Is it possible that some folks diagnosed with a blood disease involving a build-up of iron might actually be suffering from a rarer blood disease found in unusual clusters in Carbon, Schuylkill and Luzerne counties?

The condition of iron build up in the blood is called hemochromatosis and it can look like polycythemia vera, the disease currently being investigated in the local area.

At a public forum held Thursday at the Carbon County Emergency Management Center, 1264 Emergency Lane, Nesquehoning, a member of the Tri-County Polycythemia Vera Community Action Committee (CAC) pointed out that symptoms of the two blood diseases are very similar. Robert Gadinski, Ashland, a Schuylkill County hydrogeologist and former employee of the state Department of Environmental Protection, said the issue needs to be studied, especially in looking for the prevalence of a JAK2 genetic mutation found in those with polycythemia vera.

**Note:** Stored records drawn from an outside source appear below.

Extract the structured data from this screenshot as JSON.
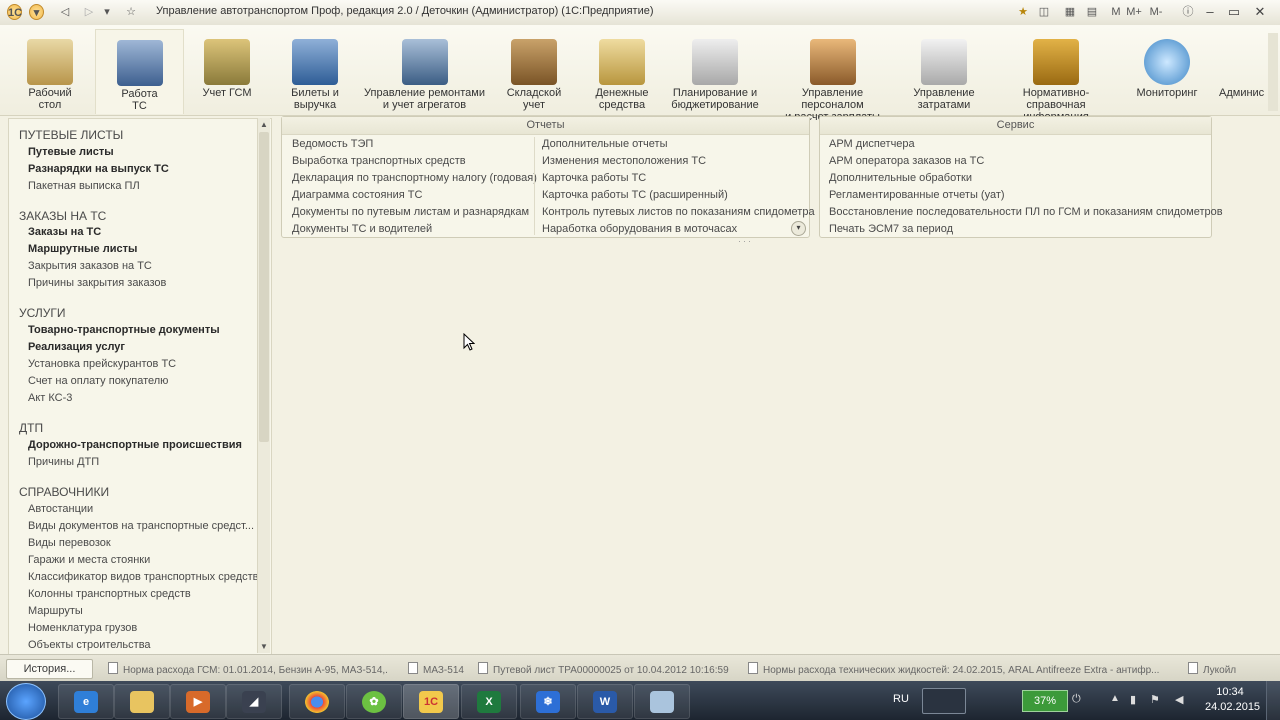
{
  "window": {
    "title": "Управление автотранспортом Проф, редакция 2.0 / Деточкин (Администратор)  (1С:Предприятие)",
    "logo": "1С"
  },
  "sections": [
    {
      "label": "Рабочий\nстол",
      "icon": "desk-icon"
    },
    {
      "label": "Работа\nТС",
      "icon": "truck-icon",
      "active": true
    },
    {
      "label": "Учет ГСМ",
      "icon": "fuel-icon"
    },
    {
      "label": "Билеты и\nвыручка",
      "icon": "tickets-icon"
    },
    {
      "label": "Управление ремонтами\nи учет агрегатов",
      "icon": "repair-truck-icon"
    },
    {
      "label": "Складской\nучет",
      "icon": "warehouse-icon"
    },
    {
      "label": "Денежные\nсредства",
      "icon": "money-icon"
    },
    {
      "label": "Планирование и\nбюджетирование",
      "icon": "planning-icon"
    },
    {
      "label": "Управление персоналом\nи расчет зарплаты",
      "icon": "personnel-icon"
    },
    {
      "label": "Управление\nзатратами",
      "icon": "costs-icon"
    },
    {
      "label": "Нормативно-справочная\nинформация",
      "icon": "reference-icon"
    },
    {
      "label": "Мониторинг",
      "icon": "monitoring-icon"
    },
    {
      "label": "Админис",
      "icon": "admin-icon"
    }
  ],
  "nav": {
    "groups": [
      {
        "title": "ПУТЕВЫЕ ЛИСТЫ",
        "items": [
          {
            "label": "Путевые листы",
            "bold": true
          },
          {
            "label": "Разнарядки на выпуск ТС",
            "bold": true
          },
          {
            "label": "Пакетная выписка ПЛ",
            "bold": false
          }
        ]
      },
      {
        "title": "ЗАКАЗЫ НА ТС",
        "items": [
          {
            "label": "Заказы на ТС",
            "bold": true
          },
          {
            "label": "Маршрутные листы",
            "bold": true
          },
          {
            "label": "Закрытия заказов на ТС",
            "bold": false
          },
          {
            "label": "Причины закрытия заказов",
            "bold": false
          }
        ]
      },
      {
        "title": "УСЛУГИ",
        "items": [
          {
            "label": "Товарно-транспортные документы",
            "bold": true
          },
          {
            "label": "Реализация услуг",
            "bold": true
          },
          {
            "label": "Установка прейскурантов ТС",
            "bold": false
          },
          {
            "label": "Счет на оплату покупателю",
            "bold": false
          },
          {
            "label": "Акт КС-3",
            "bold": false
          }
        ]
      },
      {
        "title": "ДТП",
        "items": [
          {
            "label": "Дорожно-транспортные происшествия",
            "bold": true
          },
          {
            "label": "Причины ДТП",
            "bold": false
          }
        ]
      },
      {
        "title": "СПРАВОЧНИКИ",
        "items": [
          {
            "label": "Автостанции",
            "bold": false
          },
          {
            "label": "Виды документов на транспортные средст...",
            "bold": false
          },
          {
            "label": "Виды перевозок",
            "bold": false
          },
          {
            "label": "Гаражи и места стоянки",
            "bold": false
          },
          {
            "label": "Классификатор видов транспортных средств",
            "bold": false
          },
          {
            "label": "Колонны транспортных средств",
            "bold": false
          },
          {
            "label": "Маршруты",
            "bold": false
          },
          {
            "label": "Номенклатура грузов",
            "bold": false
          },
          {
            "label": "Объекты строительства",
            "bold": false
          }
        ]
      }
    ]
  },
  "reports": {
    "title": "Отчеты",
    "col1": [
      "Ведомость ТЭП",
      "Выработка транспортных средств",
      "Декларация по транспортному налогу (годовая)",
      "Диаграмма состояния ТС",
      "Документы по путевым листам и разнарядкам",
      "Документы ТС и водителей"
    ],
    "col2": [
      "Дополнительные отчеты",
      "Изменения местоположения ТС",
      "Карточка работы ТС",
      "Карточка работы ТС (расширенный)",
      "Контроль путевых листов по показаниям спидометра",
      "Наработка оборудования в моточасах"
    ]
  },
  "service": {
    "title": "Сервис",
    "items": [
      "АРМ диспетчера",
      "АРМ оператора заказов на ТС",
      "Дополнительные обработки",
      "Регламентированные отчеты (уат)",
      "Восстановление последовательности ПЛ по ГСМ и показаниям спидометров",
      "Печать ЭСМ7 за период"
    ]
  },
  "history": {
    "button": "История...",
    "items": [
      "Норма расхода ГСМ: 01.01.2014, Бензин А-95, МАЗ-514,...",
      "МАЗ-514",
      "Путевой лист ТРА00000025 от 10.04.2012 10:16:59",
      "Нормы расхода технических жидкостей: 24.02.2015, ARAL Antifreeze Extra - антифр...",
      "Лукойл"
    ]
  },
  "taskbar": {
    "apps": [
      "ie-icon",
      "explorer-icon",
      "media-player-icon",
      "stealth-icon",
      "chrome-icon",
      "icq-icon",
      "1c-icon",
      "excel-icon",
      "snowflake-icon",
      "word-icon",
      "notes-icon"
    ],
    "language": "RU",
    "battery": "37%",
    "time": "10:34",
    "date": "24.02.2015"
  }
}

"Do the hemochromatosis people really have polycythemia vera," asked Gadinski. "Should the JAK2 testing be extended to people diagnosed with hemochromatosis? There are similarities in the symptoms and in the illness itself."

Hemochromatosis is an inherited disease in which too much iron builds up in the body. It is one of the most common genetic diseases in the United States. The rarer polycythemia vera is not inherited, but is acquired, although the cause is not known.

Representatives of the study panel agreed to look into Gadinski's concerns.

Last night's forum, led by CAC Chairman Joe Murphy, Hometown, included a presentation by a team from the University of Pittsburgh coordinated by Jeanine Buchanich. The forum came on the heels of several days of local research by the university team. The session was quickly organized and had limited advance publicity or media notification by the university.

The university is working with the Pa. Department of Health to do an expansion of the original PV study, using data from the Pennsylvania Cancer Registry. Buchanich wants to see as many as possible take part.

"We're looking to identify cases that haven't been sent to the Cancer Registry," said Buchanich. Before the wrap-up session in Nesquehoning, her team had spent several days in the Wilkes-Barre, Pottsville and Hazleton areas interviewing residents and meeting with health professionals.

"We talked to people in the area and obtained 'consents' from local PV patients," she said, calling the trip a success. She emphasized, however, that additional cooperation is still needed.

"We need people to consent (to take part in the study) and to sign their medical records information release," said Buchanich, adding that a target study completion date is September, 2012.

The study is examining incidences of three blood disorders plus a form of leukemia, and represents just one portion of a multipronged effort aimed at investigating reports of cancer clusters in the three-county region.

About $8.8M is being spent in research and investigations coordinated by the federal Agency for Toxic Substances and Disease Registry (ATSDR) and the CAC.

According to Murphy, some 130 cases of PV had been reported to the Registry between 2006-09 including 67 cases in 2007, but the total working number today is actually down to 33 cases.

"Some have died, some couldn't be located and some chose not to participate," explained Murphy.

The forum included a conference call with Dr. Henry Cole, Maryland, and Elizabeth Irvin-Barnwell, leader of the PV project at the Centers for Disease Control, Atlanta.

Before the session, one participant noted that reported cancer cases appear to suggest the presence of similar PV clusters in the Shamokin-Mt. Carmel area of Northumberland County and in the Danville area of Montour County.

Research into the cause of the cancers has been under way for several years. Currently, scientists are gathering data and interviewing residents to determine whether there is a continuing cluster of the rare blood disorder, which can lead to blood clots, heart attacks and strokes.

The Pa. Department of Environmental Protection has been sampling drinking water, and taking dust and soil at the homes of study participants.

In addition, workers have tested water and sediment samples at the McAdoo Superfund site and cogeneration plants in the area.

A team from Drexel University is trying to identify risk factors for the disease.

In other PV-related news, Murphy is organizing the Betty Kester Alliance for a Healthy Future, a 501(c) 3 named for the woman who led the early charge in the fight against PV. She and her husband, residents of Ben Titus Road in Still Creek, both passed away from the illness.

The alliance will pick up where the CAC group ends, aided by grants. Funding for the CAC group stopped almost one year ago. Murphy has been personally financing efforts to create the alliance in order to sustain the work of the CAC group and its scientific advisory team.

Offers of assistance, either in manpower or monetary, can be directed to the alliance. More information is available at (570) 668-9099.